*Task description*:
Search the records below for the word "Ship" and show every line where it occurs.
START Data for this task
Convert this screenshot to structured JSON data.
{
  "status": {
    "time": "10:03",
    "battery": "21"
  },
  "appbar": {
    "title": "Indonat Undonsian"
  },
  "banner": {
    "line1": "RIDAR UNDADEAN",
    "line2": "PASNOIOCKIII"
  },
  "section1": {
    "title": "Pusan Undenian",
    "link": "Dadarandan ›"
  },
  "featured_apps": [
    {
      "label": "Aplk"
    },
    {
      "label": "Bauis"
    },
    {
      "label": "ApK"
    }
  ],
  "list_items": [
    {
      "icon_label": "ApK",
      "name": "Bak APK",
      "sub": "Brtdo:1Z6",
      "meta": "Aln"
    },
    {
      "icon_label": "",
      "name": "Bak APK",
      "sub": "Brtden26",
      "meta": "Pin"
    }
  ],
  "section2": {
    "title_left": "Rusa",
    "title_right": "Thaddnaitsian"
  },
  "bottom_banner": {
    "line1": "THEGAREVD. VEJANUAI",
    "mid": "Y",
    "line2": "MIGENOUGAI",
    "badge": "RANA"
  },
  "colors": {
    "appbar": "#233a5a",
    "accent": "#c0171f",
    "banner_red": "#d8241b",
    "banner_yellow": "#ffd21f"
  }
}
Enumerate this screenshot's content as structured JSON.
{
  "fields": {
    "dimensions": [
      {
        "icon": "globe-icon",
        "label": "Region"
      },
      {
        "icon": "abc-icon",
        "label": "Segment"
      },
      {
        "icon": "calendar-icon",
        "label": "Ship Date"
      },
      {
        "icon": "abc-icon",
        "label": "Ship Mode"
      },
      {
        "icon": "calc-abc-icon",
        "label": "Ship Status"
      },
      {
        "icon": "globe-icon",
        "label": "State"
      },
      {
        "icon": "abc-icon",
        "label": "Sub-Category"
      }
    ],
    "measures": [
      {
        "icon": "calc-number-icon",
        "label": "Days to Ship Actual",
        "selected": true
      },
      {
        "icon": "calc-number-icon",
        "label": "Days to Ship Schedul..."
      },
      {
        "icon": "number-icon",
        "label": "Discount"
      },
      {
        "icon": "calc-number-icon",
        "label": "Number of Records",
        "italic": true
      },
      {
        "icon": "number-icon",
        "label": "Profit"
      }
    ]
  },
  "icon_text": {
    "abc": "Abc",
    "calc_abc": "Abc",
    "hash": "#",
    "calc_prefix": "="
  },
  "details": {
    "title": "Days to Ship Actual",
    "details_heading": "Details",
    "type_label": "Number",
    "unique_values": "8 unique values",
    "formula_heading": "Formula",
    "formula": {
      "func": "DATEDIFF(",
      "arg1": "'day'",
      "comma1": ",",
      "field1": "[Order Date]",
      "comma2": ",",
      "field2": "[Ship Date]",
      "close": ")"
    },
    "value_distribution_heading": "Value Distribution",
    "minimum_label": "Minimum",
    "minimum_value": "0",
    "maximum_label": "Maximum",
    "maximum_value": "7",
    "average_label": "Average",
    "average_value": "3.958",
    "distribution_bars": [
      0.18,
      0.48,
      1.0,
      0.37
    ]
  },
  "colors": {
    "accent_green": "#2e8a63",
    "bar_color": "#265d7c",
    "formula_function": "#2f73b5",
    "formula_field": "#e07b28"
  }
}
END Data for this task
*Exercise response*:
        "label": "Ship Date"
        "label": "Ship Mode"
        "label": "Ship Status"
        "label": "Days to Ship Actual",
        "label": "Days to Ship Schedul..."
    "title": "Days to Ship Actual",
      "field2": "[Ship Date]",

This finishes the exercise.